[Dataset rows describing interfaces]
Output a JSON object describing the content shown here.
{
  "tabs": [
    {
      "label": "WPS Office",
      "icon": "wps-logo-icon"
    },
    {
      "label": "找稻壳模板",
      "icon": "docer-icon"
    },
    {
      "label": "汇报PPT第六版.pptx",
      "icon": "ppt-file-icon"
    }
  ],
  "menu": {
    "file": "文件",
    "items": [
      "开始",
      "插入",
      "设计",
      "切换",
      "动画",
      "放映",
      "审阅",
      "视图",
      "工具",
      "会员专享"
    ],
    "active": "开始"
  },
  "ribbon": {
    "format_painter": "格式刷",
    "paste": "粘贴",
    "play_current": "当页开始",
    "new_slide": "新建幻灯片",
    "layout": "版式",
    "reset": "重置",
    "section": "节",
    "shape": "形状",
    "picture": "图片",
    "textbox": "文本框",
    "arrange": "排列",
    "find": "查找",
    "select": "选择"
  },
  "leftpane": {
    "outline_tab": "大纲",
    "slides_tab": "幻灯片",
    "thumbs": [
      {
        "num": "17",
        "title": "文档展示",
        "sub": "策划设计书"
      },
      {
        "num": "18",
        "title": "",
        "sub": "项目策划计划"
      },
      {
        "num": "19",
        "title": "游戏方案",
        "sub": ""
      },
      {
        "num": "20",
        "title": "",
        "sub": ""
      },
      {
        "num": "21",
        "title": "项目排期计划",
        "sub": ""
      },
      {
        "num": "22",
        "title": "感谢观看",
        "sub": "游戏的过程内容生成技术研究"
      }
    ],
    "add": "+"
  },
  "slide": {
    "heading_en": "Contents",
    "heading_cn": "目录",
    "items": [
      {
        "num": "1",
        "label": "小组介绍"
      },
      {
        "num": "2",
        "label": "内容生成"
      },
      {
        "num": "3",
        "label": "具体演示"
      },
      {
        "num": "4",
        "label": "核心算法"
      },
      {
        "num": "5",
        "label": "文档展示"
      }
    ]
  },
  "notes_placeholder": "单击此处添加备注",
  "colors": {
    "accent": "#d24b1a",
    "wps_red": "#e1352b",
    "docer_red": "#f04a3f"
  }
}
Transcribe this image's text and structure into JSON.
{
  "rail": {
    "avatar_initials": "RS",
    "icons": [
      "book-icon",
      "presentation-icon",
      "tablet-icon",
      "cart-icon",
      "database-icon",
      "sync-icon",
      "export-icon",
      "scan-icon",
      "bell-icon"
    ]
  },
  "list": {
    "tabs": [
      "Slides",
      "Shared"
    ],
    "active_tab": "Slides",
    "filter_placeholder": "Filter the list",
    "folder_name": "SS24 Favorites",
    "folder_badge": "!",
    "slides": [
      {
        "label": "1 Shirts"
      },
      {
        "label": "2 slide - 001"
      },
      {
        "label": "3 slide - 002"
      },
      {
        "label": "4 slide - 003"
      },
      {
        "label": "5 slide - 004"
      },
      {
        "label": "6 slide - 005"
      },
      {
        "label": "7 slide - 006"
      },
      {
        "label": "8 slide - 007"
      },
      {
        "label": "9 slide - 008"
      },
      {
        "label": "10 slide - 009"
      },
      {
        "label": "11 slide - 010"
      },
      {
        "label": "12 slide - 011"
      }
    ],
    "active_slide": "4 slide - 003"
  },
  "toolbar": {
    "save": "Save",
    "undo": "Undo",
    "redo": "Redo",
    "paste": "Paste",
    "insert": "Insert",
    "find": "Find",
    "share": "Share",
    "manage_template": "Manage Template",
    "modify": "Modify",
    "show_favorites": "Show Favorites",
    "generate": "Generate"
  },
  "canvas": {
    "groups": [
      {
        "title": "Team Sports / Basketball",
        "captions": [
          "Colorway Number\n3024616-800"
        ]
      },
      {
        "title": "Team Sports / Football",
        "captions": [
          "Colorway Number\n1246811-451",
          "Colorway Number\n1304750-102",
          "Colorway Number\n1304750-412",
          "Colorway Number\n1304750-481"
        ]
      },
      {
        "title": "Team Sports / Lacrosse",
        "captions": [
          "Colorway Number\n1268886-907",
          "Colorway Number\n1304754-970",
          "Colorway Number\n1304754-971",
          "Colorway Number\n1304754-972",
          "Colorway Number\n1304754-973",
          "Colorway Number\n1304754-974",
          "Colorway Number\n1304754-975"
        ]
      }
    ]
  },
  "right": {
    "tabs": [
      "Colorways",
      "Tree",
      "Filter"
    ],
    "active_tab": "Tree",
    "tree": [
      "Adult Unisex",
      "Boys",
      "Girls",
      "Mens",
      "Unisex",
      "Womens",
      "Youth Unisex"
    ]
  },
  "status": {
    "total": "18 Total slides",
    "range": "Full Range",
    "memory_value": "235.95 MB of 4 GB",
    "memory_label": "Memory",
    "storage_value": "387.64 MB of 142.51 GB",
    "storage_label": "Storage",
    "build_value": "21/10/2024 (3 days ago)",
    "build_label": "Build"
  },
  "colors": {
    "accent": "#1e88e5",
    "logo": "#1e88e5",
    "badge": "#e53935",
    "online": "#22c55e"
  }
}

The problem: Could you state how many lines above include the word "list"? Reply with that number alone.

Problem solution: 2